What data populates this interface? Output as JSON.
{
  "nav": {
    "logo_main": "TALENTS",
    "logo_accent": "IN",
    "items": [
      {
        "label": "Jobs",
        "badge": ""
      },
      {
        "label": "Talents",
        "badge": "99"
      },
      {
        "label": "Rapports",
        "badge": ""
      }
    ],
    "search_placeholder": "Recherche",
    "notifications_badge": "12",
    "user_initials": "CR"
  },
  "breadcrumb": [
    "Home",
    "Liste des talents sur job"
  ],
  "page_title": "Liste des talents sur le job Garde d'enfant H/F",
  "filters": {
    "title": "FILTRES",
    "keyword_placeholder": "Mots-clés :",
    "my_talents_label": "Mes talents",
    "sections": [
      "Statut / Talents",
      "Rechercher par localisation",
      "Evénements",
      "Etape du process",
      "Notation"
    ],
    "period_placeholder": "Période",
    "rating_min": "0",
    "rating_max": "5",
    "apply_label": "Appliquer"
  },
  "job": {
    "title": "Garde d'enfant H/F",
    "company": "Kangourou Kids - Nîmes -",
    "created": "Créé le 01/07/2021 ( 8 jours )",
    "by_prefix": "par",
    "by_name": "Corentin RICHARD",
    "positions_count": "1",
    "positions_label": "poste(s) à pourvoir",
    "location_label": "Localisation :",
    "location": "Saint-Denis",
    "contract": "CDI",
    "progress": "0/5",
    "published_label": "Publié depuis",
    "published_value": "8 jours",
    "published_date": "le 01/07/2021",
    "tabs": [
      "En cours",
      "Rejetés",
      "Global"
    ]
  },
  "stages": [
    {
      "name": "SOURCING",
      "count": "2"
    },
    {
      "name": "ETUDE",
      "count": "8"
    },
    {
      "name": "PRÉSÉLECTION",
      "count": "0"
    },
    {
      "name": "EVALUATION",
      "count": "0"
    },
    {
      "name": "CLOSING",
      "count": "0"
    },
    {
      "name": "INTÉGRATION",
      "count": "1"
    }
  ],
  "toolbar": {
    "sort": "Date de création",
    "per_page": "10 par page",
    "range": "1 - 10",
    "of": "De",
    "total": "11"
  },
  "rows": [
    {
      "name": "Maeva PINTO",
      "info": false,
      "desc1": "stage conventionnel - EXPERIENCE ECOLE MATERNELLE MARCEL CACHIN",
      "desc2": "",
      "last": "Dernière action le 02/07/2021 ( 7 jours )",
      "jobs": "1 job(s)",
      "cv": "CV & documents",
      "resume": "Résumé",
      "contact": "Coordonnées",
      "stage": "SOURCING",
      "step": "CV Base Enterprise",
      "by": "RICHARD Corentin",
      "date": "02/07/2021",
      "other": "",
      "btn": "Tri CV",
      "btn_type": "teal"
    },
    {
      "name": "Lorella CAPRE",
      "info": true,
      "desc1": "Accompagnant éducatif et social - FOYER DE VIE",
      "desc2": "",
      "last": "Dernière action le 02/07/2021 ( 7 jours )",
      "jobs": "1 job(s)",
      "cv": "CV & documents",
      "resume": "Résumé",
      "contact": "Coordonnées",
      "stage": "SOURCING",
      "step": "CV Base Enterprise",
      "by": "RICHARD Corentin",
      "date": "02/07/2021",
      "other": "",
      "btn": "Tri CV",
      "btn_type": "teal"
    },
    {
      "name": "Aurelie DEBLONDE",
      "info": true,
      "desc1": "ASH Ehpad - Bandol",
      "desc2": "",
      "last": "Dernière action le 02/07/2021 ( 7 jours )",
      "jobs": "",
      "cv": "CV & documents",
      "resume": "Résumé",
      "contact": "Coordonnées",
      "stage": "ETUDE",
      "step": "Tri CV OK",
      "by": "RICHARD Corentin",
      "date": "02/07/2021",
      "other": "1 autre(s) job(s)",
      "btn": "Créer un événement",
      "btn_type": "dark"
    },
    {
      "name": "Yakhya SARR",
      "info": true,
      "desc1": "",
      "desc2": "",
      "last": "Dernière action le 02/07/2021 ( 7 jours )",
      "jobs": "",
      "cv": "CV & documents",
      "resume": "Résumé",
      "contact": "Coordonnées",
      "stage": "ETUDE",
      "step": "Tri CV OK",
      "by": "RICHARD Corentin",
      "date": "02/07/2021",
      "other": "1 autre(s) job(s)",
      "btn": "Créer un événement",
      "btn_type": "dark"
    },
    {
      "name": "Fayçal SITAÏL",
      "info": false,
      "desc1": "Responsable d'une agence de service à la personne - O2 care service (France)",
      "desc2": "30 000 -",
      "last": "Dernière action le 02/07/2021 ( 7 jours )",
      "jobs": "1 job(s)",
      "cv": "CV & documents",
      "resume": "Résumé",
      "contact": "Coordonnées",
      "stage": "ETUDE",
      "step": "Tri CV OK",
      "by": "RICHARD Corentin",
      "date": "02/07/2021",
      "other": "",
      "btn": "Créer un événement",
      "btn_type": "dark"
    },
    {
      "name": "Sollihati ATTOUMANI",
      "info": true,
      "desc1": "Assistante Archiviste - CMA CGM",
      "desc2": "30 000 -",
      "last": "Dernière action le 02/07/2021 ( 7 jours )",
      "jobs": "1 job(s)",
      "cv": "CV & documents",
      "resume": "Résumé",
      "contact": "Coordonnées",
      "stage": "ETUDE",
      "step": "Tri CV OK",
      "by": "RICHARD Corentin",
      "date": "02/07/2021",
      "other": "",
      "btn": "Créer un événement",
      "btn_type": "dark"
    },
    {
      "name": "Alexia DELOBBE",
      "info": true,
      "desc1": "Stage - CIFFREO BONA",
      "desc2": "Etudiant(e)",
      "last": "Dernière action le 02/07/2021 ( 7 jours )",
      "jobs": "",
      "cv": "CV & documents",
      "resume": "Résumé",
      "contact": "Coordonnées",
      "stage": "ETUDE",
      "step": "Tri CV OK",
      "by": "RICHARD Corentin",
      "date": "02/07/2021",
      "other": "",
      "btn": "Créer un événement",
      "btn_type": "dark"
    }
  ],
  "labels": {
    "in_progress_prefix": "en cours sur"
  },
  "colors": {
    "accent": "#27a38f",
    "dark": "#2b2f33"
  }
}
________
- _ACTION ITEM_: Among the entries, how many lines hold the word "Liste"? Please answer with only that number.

- _ANSWER SPACE_: 2